DATA RECORDS:
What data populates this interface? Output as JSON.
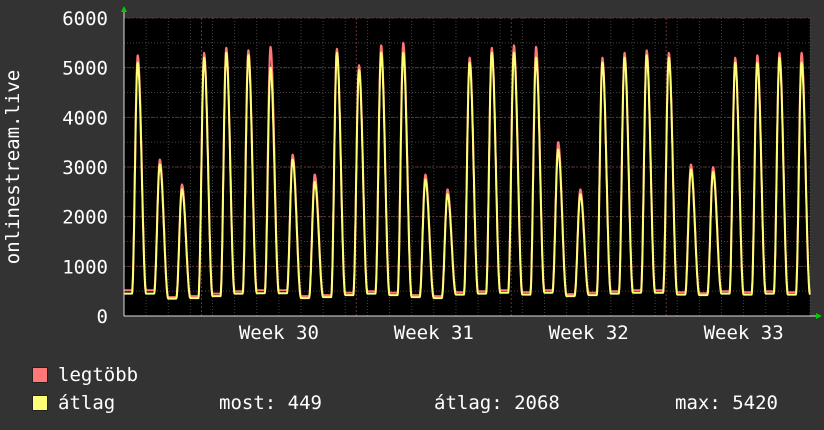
{
  "chart_data": {
    "type": "area",
    "ylabel": "onlinestream.live",
    "ylim": [
      0,
      6000
    ],
    "y_ticks": [
      0,
      1000,
      2000,
      3000,
      4000,
      5000,
      6000
    ],
    "x_ticks": [
      "Week 30",
      "Week 31",
      "Week 32",
      "Week 33"
    ],
    "grid": true,
    "days": 31,
    "series": [
      {
        "name": "legtöbb",
        "color": "#ff7777",
        "daily_peaks": [
          5250,
          3150,
          2650,
          5300,
          5400,
          5350,
          5420,
          3250,
          2850,
          5380,
          5050,
          5450,
          5500,
          2850,
          2550,
          5200,
          5400,
          5450,
          5420,
          3500,
          2550,
          5200,
          5300,
          5350,
          5300,
          3050,
          3000,
          5200,
          5250,
          5300,
          5300
        ],
        "daily_troughs": [
          520,
          520,
          380,
          400,
          450,
          500,
          520,
          520,
          400,
          420,
          470,
          500,
          470,
          420,
          400,
          480,
          500,
          520,
          480,
          520,
          440,
          470,
          500,
          520,
          520,
          480,
          460,
          500,
          480,
          500,
          480
        ]
      },
      {
        "name": "átlag",
        "color": "#ffff77",
        "daily_peaks": [
          5100,
          3050,
          2550,
          5200,
          5300,
          5250,
          5000,
          3150,
          2700,
          5300,
          4950,
          5300,
          5300,
          2750,
          2450,
          5100,
          5300,
          5300,
          5200,
          3350,
          2450,
          5100,
          5200,
          5250,
          5200,
          2950,
          2900,
          5100,
          5100,
          5200,
          5100
        ],
        "daily_troughs": [
          450,
          450,
          350,
          360,
          400,
          450,
          460,
          460,
          360,
          380,
          420,
          450,
          420,
          380,
          360,
          430,
          450,
          470,
          430,
          470,
          400,
          420,
          450,
          470,
          470,
          430,
          420,
          450,
          430,
          450,
          430
        ]
      }
    ]
  },
  "legend": {
    "items": [
      {
        "label": "legtöbb",
        "color": "#ff7777"
      },
      {
        "label": "átlag",
        "color": "#ffff77"
      }
    ]
  },
  "stats": {
    "most": "most: 449",
    "atlag": "átlag: 2068",
    "max": "max: 5420"
  },
  "colors": {
    "background": "#333333",
    "plot_background": "#000000",
    "grid": "#444444",
    "week_grid": "#663333",
    "arrow": "#00cc00"
  }
}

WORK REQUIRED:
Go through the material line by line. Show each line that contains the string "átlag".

PROBLEM SOLUTION:
        "name": "átlag",
        "label": "átlag",
    "atlag": "átlag: 2068",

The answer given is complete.